» **Problem**: One figure is the whole answer: the number of lines below that contain the word "screenshot".

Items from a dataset
⟨

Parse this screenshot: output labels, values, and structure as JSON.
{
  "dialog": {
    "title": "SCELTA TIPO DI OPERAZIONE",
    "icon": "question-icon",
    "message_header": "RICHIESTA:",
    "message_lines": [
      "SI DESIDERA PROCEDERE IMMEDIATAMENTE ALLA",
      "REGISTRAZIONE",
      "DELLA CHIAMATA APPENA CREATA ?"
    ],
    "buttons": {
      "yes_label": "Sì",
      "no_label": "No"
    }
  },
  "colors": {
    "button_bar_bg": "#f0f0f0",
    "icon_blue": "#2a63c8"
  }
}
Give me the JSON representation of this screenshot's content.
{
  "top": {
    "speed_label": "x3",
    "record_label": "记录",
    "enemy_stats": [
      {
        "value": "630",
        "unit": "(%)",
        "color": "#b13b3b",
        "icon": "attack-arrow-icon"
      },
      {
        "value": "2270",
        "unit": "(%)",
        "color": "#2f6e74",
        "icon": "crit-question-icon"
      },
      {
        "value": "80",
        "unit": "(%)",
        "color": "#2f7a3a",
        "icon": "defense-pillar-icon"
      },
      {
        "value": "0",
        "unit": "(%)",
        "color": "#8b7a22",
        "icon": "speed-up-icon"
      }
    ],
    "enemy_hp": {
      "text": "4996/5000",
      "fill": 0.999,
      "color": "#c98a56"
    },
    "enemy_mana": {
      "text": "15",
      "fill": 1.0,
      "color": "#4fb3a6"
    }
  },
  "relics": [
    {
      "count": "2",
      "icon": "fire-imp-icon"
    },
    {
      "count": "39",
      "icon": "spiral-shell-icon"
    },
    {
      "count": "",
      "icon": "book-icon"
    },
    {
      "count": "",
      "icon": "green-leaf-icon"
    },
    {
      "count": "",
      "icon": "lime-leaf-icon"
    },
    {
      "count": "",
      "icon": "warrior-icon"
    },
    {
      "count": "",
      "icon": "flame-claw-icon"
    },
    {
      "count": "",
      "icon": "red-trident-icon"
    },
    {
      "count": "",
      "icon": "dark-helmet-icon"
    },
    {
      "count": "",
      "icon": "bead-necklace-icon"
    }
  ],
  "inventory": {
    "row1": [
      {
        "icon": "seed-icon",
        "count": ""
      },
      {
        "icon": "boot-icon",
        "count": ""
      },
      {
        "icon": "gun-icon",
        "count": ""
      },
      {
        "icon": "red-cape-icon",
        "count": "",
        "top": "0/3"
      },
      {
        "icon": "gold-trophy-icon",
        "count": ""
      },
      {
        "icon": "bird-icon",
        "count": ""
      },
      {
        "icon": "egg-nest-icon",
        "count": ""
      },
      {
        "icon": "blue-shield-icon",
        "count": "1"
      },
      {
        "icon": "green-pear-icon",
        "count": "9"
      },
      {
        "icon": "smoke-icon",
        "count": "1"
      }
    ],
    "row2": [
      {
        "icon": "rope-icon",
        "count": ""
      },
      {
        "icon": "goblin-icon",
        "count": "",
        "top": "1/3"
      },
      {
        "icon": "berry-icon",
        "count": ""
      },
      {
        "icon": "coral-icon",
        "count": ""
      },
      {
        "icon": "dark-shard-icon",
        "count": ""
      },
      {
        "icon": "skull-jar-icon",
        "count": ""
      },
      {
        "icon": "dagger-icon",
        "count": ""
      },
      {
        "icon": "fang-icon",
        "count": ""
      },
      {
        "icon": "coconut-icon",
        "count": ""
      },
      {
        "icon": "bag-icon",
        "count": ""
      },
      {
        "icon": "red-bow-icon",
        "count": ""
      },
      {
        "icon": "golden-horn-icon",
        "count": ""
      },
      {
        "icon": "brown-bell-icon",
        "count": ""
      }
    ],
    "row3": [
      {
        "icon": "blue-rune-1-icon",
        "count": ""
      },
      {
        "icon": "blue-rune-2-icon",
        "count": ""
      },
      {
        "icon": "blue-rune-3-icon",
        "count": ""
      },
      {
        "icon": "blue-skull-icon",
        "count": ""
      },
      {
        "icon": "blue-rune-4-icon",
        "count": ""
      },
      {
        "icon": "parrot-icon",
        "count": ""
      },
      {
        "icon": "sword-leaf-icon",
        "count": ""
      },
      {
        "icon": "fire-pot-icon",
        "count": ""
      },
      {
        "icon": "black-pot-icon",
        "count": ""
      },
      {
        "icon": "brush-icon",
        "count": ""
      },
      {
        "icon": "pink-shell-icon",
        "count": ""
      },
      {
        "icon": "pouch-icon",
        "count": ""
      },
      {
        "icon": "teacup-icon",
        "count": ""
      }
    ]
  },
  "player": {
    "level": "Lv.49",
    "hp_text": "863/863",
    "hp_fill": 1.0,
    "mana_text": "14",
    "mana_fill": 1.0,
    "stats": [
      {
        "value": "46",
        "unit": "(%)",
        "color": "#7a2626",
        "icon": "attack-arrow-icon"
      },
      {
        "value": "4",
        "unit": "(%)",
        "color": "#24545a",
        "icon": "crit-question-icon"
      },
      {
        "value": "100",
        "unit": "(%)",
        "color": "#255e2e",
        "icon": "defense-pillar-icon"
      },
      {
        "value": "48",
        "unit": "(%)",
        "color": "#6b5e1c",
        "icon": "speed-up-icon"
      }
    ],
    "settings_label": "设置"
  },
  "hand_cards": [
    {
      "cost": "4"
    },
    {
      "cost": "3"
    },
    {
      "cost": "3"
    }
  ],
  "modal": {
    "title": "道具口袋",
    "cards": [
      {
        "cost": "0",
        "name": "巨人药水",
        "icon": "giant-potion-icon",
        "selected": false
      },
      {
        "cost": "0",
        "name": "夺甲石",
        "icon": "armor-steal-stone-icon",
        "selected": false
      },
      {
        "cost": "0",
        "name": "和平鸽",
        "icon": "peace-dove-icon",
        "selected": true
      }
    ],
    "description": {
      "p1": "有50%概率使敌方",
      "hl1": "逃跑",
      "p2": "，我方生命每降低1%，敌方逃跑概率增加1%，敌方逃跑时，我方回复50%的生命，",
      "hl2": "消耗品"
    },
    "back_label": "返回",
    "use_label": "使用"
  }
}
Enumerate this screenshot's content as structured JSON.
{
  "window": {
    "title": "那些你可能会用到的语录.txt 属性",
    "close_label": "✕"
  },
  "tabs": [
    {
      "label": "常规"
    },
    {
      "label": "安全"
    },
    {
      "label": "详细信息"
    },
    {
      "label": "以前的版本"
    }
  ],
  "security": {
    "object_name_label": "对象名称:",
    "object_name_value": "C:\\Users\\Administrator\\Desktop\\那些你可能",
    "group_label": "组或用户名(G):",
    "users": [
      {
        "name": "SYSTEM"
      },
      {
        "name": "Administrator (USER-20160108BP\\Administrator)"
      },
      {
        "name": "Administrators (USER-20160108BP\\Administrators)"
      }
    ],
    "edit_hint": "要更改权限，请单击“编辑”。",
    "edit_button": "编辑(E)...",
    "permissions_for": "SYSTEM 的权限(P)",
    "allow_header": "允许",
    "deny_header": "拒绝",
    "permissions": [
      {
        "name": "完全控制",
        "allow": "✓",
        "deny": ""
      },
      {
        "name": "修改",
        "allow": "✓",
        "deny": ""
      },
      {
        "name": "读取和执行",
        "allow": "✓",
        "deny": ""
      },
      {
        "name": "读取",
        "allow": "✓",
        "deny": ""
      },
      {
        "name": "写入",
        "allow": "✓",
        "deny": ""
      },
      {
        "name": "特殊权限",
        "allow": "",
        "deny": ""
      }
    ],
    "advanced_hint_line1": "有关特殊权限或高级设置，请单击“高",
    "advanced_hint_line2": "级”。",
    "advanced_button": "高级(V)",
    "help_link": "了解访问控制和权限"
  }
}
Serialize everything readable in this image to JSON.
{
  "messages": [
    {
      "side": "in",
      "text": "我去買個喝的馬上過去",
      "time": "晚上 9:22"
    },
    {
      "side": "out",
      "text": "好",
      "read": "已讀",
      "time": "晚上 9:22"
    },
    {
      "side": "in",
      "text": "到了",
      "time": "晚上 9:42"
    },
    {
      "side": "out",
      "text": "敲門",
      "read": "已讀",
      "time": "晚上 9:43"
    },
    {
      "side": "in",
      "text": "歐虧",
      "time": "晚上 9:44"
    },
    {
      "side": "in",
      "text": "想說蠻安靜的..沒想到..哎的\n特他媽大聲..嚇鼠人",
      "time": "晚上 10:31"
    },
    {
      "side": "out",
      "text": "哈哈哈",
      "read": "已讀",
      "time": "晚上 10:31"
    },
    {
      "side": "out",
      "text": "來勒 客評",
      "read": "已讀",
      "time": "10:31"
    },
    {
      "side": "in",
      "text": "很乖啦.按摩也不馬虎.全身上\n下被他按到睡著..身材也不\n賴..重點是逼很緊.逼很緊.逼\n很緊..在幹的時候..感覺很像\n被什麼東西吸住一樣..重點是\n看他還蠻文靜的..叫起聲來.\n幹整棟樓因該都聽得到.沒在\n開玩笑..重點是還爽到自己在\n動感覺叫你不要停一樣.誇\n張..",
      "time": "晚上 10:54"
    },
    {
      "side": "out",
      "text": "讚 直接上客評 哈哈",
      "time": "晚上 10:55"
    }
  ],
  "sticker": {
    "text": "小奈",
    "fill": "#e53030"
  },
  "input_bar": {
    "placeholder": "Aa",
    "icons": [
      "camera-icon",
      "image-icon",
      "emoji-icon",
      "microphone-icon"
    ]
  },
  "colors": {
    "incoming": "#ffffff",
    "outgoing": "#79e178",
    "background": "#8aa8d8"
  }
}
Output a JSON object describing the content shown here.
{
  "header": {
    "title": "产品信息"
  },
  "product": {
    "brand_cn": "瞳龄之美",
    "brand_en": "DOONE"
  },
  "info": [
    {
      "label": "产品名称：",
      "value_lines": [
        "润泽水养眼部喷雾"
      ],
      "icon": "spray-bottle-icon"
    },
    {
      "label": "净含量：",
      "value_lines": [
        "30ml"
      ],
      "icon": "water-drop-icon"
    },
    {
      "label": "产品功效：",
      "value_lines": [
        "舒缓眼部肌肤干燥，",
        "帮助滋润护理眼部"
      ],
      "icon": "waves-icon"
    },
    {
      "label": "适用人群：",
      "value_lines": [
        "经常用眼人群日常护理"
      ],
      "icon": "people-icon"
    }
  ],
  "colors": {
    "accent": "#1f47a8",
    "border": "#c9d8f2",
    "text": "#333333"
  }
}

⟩

» **The completed task**: 3